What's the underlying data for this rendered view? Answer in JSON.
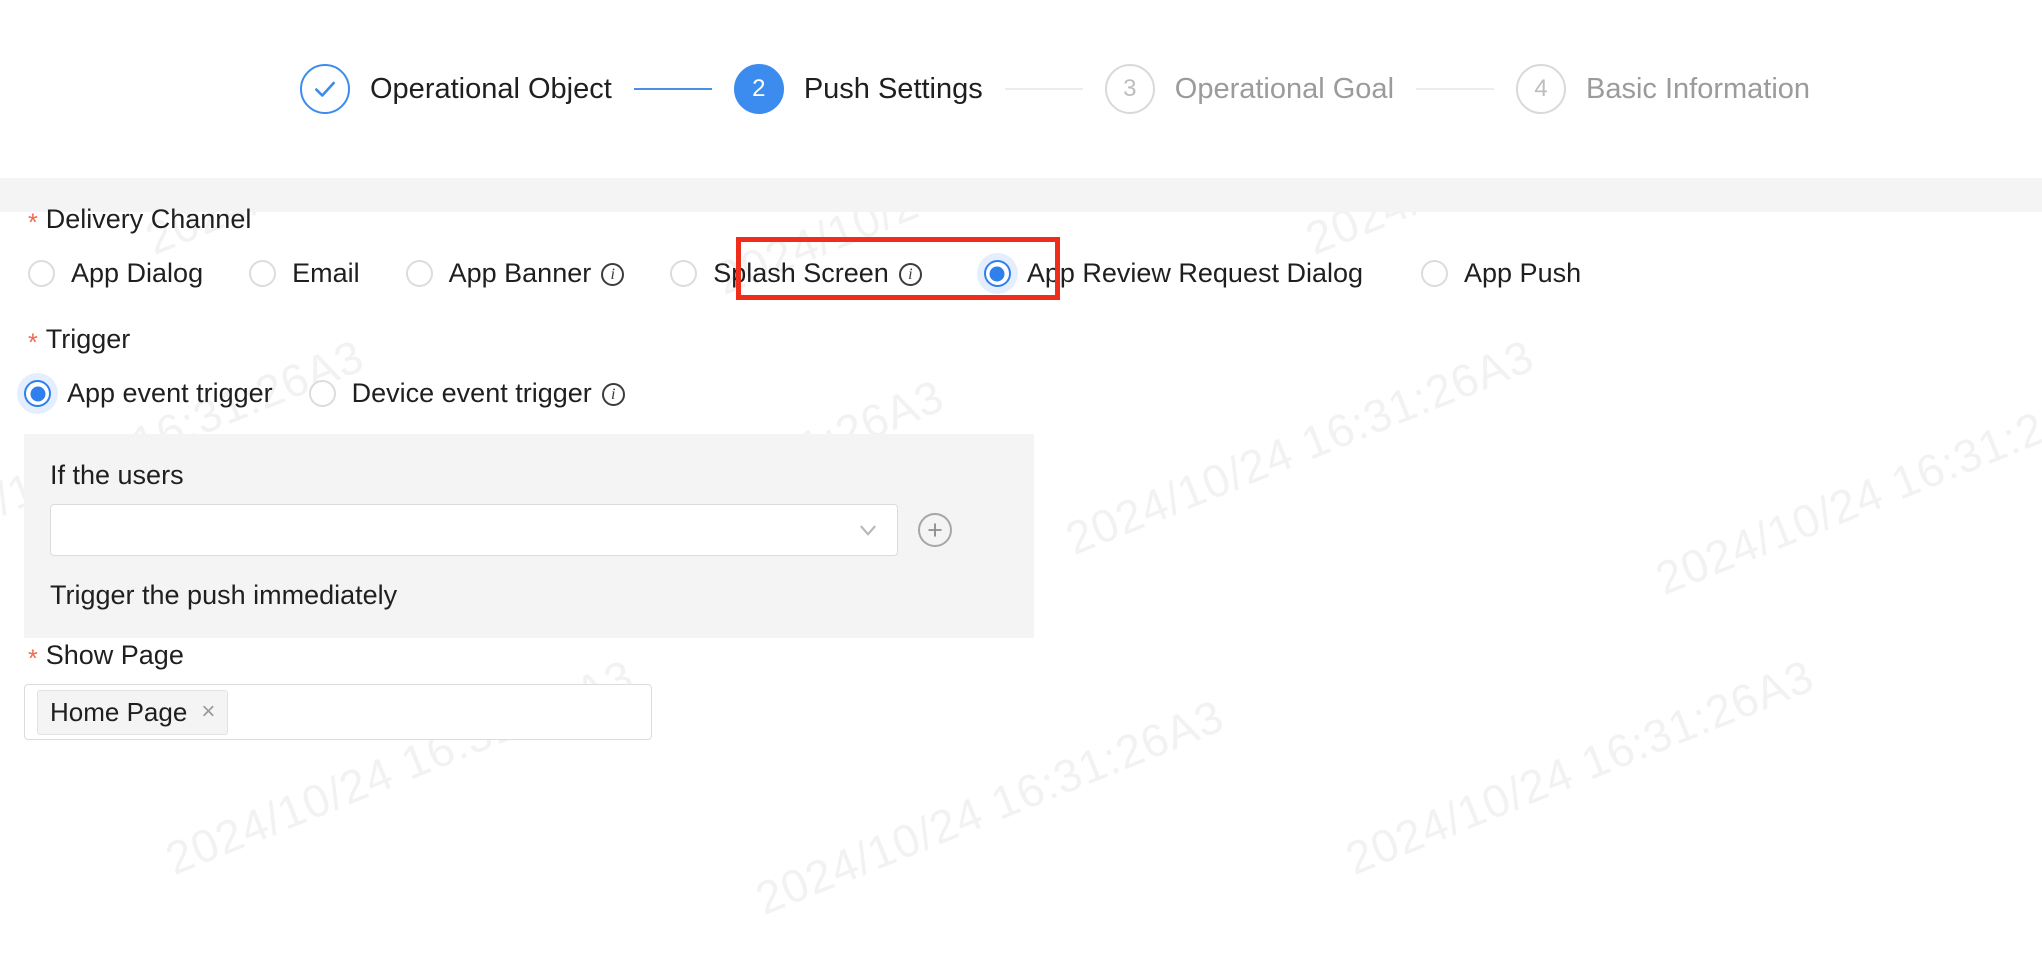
{
  "stepper": {
    "steps": [
      {
        "indicator": "check-icon",
        "label": "Operational Object",
        "state": "done"
      },
      {
        "indicator": "2",
        "label": "Push Settings",
        "state": "active"
      },
      {
        "indicator": "3",
        "label": "Operational Goal",
        "state": "todo"
      },
      {
        "indicator": "4",
        "label": "Basic Information",
        "state": "todo"
      }
    ],
    "accent_done": "#3c8cf0",
    "accent_active": "#3c8cf0",
    "line_blue": "#4a90e2",
    "line_grey": "#ececec"
  },
  "watermark": {
    "text": "2024/10/24 16:31:26A3"
  },
  "form": {
    "delivery_channel": {
      "label": "Delivery Channel",
      "required_marker": "*",
      "options": [
        {
          "label": "App Dialog",
          "checked": false,
          "info": false
        },
        {
          "label": "Email",
          "checked": false,
          "info": false
        },
        {
          "label": "App Banner",
          "checked": false,
          "info": true
        },
        {
          "label": "Splash Screen",
          "checked": false,
          "info": true
        },
        {
          "label": "App Review Request Dialog",
          "checked": true,
          "info": false
        },
        {
          "label": "App Push",
          "checked": false,
          "info": false
        }
      ],
      "highlight_color": "#ef2d1a",
      "highlighted_option": "App Review Request Dialog"
    },
    "trigger": {
      "label": "Trigger",
      "required_marker": "*",
      "options": [
        {
          "label": "App event trigger",
          "checked": true,
          "info": false
        },
        {
          "label": "Device event trigger",
          "checked": false,
          "info": true
        }
      ]
    },
    "condition_panel": {
      "title": "If the users",
      "select_value": "",
      "select_placeholder": "",
      "add_button": "add-condition",
      "note": "Trigger the push immediately"
    },
    "show_page": {
      "label": "Show Page",
      "required_marker": "*",
      "tags": [
        {
          "label": "Home Page",
          "close": "×"
        }
      ]
    }
  }
}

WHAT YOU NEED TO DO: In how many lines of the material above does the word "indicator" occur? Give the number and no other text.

FINISHED EXERCISE: 4